quick update as I know things are waiting on this..
gcc-4.6.1 bootstrap built ok (with java as usual, without cloog due to
then built libtool-2.4-6.fc15 which goes along with it
then built cloog
So far so good.
Now rebuilding the real, unmodified gcc-4.6.1 from f15 mainline.
Should be done in 2-3 days.
Then we will be good to continue with building the rest of the toolchain.
Based on an internal mirror of the various repositories (i.e. it might
be slightly out of date), I wrote a script to compare the SRPMs
(diff'ing the contents) generated during stage4 with SRPMs from other
sources (mostly, F15 official ones, but also from SRPMs still in the
builder queues). Color coded with diffs and stats:
99 SRPMs are of the .0.armN variety (only 5 I couldn't find the
upstream to diff against)
3 SRPMs in stage 4 have the same NVR as GA/updates BUT DIFFER IN
CONTENT (glibc and gdesklets vs GA, crash has changelog diffs vs
5 SRPMs match rawhide
11 SRPMs show up in the builder queues ("others") but not upstream
0 SRPMs that show up in the builder queues differ in content
30 SRPMs I couldn't find outside stage4 (might be from an older
4704 SRPMs match GA or updates (name and content match)
Note: the HTML file is about 1 MB
Hi people, before all sorry for my bad english, I am latinoamerican
Ambassador, especifically in Venezuelan, I have a smartphone Huawei, Model
UM840. Actually is smartphone leader in Movilnet Carrier.
My idea is: Run Fedora in um840 to promote Fedora in my country.
um840 use a ARM11 Family processor, Qualcomm 7200A at 528Mhz with 198mb RAM.
The phone have Android OS (2.1).
if Android is based in Linux Kernel, then I think in port Fedora Linux to
but I have two problems.
1) I don't know a bootloader to dual boot (Android + Fedora)
2) I don't know How to port Fedora 12 Arm in readable binary image for
Again, sorry for my bad english & thanks.
Kellerman Rivero (kelito)
I've been trying to contribute to F15 efforts but have been a bit lost
as to what needs doing and what direction things are going in.
Dennis and Chris kindly explained the plan so I've tried to document this here:
Comments/additions welcome of course.
I have requested that the platform "arm" be created in Bugzilla after
discussing this with David last week.
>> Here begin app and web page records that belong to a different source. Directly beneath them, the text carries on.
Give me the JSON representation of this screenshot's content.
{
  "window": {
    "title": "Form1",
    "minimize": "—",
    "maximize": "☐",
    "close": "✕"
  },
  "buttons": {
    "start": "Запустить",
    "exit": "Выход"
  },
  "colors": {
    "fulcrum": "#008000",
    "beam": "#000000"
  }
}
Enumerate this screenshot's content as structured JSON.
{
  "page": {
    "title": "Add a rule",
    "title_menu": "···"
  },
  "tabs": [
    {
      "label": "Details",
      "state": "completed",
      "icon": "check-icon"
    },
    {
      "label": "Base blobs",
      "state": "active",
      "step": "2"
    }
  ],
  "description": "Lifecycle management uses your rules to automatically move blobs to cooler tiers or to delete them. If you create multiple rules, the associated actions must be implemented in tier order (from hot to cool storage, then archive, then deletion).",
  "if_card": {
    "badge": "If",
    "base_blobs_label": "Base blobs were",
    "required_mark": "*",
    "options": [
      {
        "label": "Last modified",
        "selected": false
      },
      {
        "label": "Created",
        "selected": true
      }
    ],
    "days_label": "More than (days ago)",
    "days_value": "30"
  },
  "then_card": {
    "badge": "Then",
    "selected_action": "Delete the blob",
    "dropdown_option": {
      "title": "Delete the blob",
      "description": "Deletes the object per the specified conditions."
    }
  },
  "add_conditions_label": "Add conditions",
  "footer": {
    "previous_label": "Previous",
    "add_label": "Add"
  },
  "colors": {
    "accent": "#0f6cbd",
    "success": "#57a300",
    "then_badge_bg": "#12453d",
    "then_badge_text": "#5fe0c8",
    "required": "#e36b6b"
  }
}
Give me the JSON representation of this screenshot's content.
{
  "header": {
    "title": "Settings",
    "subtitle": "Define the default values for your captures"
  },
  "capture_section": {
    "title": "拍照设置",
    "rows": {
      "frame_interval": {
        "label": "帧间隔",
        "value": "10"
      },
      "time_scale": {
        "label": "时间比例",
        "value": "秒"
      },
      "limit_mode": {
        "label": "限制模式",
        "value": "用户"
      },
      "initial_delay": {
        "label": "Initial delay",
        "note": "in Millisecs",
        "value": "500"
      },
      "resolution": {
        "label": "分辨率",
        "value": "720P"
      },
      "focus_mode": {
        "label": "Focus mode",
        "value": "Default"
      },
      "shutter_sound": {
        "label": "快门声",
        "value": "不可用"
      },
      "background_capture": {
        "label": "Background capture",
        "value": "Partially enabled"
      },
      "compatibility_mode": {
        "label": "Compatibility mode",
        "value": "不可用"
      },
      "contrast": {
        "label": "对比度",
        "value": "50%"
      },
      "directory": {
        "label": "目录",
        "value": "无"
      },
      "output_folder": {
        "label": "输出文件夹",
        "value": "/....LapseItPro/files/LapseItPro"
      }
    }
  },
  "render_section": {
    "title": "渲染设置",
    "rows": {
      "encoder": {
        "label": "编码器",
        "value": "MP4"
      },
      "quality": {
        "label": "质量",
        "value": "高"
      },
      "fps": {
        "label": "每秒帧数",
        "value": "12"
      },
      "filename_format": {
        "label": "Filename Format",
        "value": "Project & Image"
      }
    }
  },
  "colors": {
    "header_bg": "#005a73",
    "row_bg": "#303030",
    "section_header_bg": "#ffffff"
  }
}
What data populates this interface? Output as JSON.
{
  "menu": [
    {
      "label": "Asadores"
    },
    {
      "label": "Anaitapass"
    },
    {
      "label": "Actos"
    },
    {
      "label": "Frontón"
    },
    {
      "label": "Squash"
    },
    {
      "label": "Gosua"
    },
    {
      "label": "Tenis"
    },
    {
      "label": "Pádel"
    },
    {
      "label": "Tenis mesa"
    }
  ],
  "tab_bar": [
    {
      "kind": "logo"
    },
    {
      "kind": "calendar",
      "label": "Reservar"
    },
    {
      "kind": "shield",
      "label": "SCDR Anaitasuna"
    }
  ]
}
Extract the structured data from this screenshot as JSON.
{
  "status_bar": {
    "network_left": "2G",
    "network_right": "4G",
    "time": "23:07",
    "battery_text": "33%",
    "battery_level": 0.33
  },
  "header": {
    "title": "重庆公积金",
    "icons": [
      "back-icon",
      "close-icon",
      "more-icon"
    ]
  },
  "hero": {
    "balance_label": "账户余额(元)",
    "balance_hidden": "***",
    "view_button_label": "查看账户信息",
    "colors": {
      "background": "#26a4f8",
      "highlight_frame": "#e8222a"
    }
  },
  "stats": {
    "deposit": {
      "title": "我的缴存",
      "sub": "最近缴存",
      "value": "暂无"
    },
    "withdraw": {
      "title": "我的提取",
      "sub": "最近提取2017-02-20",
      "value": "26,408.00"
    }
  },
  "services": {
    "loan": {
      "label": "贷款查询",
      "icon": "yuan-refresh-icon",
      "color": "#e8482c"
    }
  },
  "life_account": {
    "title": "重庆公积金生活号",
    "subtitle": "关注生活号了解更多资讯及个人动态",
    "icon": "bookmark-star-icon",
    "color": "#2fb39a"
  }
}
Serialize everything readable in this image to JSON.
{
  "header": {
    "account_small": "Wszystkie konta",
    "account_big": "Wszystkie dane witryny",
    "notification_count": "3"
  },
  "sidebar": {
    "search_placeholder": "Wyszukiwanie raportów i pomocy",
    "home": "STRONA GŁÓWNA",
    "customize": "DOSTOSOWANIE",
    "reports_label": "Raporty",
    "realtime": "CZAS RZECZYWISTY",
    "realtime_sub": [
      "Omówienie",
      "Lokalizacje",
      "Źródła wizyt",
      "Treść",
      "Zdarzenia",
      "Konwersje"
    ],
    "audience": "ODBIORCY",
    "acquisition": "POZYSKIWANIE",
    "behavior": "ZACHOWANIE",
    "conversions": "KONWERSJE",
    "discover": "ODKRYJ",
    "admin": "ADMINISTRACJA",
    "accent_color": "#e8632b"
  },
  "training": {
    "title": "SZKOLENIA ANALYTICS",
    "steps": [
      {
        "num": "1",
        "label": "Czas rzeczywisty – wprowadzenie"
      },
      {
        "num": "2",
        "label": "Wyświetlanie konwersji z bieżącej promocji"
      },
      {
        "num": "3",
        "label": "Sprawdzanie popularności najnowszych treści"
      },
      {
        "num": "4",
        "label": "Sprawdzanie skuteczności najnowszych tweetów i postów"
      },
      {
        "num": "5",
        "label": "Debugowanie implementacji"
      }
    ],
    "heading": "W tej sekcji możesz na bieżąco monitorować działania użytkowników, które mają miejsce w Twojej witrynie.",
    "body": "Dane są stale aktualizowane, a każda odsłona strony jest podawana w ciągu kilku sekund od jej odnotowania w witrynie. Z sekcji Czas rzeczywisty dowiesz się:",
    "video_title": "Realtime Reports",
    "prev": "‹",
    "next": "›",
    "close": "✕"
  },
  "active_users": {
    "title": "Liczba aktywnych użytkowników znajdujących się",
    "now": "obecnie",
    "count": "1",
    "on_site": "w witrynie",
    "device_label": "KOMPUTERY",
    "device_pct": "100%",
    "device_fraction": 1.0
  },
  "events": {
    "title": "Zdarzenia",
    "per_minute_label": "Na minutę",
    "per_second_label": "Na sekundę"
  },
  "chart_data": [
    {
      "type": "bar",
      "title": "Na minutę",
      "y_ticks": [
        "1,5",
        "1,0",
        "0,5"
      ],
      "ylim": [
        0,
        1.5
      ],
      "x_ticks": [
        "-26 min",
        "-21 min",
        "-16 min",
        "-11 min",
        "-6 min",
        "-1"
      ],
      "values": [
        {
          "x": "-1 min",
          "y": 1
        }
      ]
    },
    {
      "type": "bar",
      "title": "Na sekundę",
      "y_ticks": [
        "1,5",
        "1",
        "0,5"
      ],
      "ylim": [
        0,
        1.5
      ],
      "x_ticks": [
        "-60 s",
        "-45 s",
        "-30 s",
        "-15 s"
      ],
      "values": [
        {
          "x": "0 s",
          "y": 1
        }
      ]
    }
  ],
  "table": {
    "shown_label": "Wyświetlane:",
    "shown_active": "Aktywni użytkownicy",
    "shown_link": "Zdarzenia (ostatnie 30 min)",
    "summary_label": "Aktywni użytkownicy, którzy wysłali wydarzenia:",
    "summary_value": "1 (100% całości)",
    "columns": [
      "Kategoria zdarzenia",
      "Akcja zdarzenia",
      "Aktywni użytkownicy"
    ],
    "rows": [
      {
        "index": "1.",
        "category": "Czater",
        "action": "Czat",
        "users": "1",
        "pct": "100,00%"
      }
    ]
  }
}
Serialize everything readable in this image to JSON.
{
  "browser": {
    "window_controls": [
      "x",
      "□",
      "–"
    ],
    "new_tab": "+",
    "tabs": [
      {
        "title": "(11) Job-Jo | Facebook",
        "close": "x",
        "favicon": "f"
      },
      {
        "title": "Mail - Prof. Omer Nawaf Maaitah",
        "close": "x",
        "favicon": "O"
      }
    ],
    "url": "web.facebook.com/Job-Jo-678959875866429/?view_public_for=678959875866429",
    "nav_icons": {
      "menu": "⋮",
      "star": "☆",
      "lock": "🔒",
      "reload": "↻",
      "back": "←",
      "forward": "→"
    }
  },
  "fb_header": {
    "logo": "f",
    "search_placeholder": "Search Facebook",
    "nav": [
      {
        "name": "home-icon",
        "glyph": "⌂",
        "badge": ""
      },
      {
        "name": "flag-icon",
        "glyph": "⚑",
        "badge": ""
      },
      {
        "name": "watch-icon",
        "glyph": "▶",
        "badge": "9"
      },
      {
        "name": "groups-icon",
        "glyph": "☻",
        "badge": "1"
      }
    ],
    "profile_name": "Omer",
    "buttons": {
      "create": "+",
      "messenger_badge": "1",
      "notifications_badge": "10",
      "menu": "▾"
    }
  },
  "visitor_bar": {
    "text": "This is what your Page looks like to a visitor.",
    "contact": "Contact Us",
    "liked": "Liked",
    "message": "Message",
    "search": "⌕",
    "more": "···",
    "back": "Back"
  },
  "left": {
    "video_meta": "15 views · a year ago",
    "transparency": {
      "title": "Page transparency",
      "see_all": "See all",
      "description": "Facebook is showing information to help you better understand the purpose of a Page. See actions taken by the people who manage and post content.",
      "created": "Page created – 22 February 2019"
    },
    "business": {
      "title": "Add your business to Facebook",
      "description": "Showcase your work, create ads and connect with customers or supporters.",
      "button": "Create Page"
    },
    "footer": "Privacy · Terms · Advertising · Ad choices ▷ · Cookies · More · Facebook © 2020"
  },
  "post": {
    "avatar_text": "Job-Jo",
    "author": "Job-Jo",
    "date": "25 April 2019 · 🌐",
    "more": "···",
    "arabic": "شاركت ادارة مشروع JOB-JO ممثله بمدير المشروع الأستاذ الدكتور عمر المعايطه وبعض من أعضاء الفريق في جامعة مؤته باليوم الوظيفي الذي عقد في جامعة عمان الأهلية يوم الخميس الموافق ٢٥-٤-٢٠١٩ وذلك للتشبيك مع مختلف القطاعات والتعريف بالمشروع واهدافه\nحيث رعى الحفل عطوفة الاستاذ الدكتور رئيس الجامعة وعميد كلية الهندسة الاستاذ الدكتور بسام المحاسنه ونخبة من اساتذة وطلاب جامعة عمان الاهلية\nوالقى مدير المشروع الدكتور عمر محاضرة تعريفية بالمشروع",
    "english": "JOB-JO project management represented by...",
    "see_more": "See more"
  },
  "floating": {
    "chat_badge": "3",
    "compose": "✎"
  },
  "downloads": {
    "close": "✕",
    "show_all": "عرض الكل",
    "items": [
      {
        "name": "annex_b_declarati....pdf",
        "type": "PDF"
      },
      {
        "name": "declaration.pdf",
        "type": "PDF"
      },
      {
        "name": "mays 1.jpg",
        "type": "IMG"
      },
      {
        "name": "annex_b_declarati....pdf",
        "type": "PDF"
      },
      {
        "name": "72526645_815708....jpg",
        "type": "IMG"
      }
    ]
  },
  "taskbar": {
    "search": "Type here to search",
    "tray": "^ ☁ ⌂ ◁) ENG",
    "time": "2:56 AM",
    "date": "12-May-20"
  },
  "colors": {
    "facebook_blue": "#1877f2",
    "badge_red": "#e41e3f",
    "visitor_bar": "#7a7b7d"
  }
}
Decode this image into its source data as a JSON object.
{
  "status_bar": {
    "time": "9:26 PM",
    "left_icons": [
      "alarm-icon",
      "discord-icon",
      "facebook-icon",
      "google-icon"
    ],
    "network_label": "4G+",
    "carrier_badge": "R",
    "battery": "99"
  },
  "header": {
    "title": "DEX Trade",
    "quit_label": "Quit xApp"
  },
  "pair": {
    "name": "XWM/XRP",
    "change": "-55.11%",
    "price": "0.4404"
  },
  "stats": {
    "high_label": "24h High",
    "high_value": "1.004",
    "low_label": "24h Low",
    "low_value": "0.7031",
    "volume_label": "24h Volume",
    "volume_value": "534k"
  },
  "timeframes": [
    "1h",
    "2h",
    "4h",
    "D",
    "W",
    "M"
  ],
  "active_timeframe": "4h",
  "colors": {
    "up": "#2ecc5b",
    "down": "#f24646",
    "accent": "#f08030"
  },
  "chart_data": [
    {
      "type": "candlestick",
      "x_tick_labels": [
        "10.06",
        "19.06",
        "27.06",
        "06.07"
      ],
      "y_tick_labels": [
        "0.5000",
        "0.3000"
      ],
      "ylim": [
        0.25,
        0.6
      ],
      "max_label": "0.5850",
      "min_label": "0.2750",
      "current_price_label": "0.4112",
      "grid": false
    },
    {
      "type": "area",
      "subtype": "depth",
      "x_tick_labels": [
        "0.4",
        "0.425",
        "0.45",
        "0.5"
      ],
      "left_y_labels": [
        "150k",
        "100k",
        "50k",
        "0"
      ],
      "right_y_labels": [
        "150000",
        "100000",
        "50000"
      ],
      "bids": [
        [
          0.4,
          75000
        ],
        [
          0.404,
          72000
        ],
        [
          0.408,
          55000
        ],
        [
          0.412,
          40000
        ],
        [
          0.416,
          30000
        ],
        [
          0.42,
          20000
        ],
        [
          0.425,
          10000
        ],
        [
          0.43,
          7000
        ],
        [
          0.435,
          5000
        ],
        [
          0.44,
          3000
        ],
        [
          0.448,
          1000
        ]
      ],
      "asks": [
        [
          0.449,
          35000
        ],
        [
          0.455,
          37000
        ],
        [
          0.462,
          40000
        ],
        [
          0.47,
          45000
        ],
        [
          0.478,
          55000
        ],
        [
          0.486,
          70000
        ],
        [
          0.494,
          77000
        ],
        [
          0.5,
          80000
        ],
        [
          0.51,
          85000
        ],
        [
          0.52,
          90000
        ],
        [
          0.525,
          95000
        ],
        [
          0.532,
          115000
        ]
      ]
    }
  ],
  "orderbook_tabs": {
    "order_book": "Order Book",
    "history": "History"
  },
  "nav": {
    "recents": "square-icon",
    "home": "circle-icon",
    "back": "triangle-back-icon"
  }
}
We can use it as a catch-all to
reduce the confusion as some users don't know armv7 from arm9 or arm11!
We can of course add others, but I like "arm" to be in there.